Goal of the exercise:
Write out the listing below again, precisely as it is given.
(Beginning of Given information)
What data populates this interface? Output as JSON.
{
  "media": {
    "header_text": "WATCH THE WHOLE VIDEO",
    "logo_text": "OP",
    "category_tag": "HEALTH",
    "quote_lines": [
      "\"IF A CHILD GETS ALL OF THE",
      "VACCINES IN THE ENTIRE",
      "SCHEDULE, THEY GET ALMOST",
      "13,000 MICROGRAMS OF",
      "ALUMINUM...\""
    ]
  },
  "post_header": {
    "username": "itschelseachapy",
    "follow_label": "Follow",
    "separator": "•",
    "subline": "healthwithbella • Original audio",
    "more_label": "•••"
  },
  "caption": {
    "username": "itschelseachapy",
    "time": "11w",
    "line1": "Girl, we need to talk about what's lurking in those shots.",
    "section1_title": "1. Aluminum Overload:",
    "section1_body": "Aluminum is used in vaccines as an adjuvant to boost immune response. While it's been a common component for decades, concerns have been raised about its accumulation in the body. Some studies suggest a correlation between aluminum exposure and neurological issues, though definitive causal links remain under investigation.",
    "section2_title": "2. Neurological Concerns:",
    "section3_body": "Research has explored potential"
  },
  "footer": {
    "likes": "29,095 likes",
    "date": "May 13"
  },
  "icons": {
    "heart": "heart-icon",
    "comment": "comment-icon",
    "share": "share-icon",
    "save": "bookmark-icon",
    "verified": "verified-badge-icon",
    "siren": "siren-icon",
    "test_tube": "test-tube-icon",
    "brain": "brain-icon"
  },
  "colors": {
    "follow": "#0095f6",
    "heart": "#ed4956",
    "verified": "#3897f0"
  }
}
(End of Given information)
Problem solution:
What data populates this interface? Output as JSON.
{
  "media": {
    "header_text": "WATCH THE WHOLE VIDEO",
    "logo_text": "OP",
    "category_tag": "HEALTH",
    "quote_lines": [
      "\"IF A CHILD GETS ALL OF THE",
      "VACCINES IN THE ENTIRE",
      "SCHEDULE, THEY GET ALMOST",
      "13,000 MICROGRAMS OF",
      "ALUMINUM...\""
    ]
  },
  "post_header": {
    "username": "itschelseachapy",
    "follow_label": "Follow",
    "separator": "•",
    "subline": "healthwithbella • Original audio",
    "more_label": "•••"
  },
  "caption": {
    "username": "itschelseachapy",
    "time": "11w",
    "line1": "Girl, we need to talk about what's lurking in those shots.",
    "section1_title": "1. Aluminum Overload:",
    "section1_body": "Aluminum is used in vaccines as an adjuvant to boost immune response. While it's been a common component for decades, concerns have been raised about its accumulation in the body. Some studies suggest a correlation between aluminum exposure and neurological issues, though definitive causal links remain under investigation.",
    "section2_title": "2. Neurological Concerns:",
    "section3_body": "Research has explored potential"
  },
  "footer": {
    "likes": "29,095 likes",
    "date": "May 13"
  },
  "icons": {
    "heart": "heart-icon",
    "comment": "comment-icon",
    "share": "share-icon",
    "save": "bookmark-icon",
    "verified": "verified-badge-icon",
    "siren": "siren-icon",
    "test_tube": "test-tube-icon",
    "brain": "brain-icon"
  },
  "colors": {
    "follow": "#0095f6",
    "heart": "#ed4956",
    "verified": "#3897f0"
  }
}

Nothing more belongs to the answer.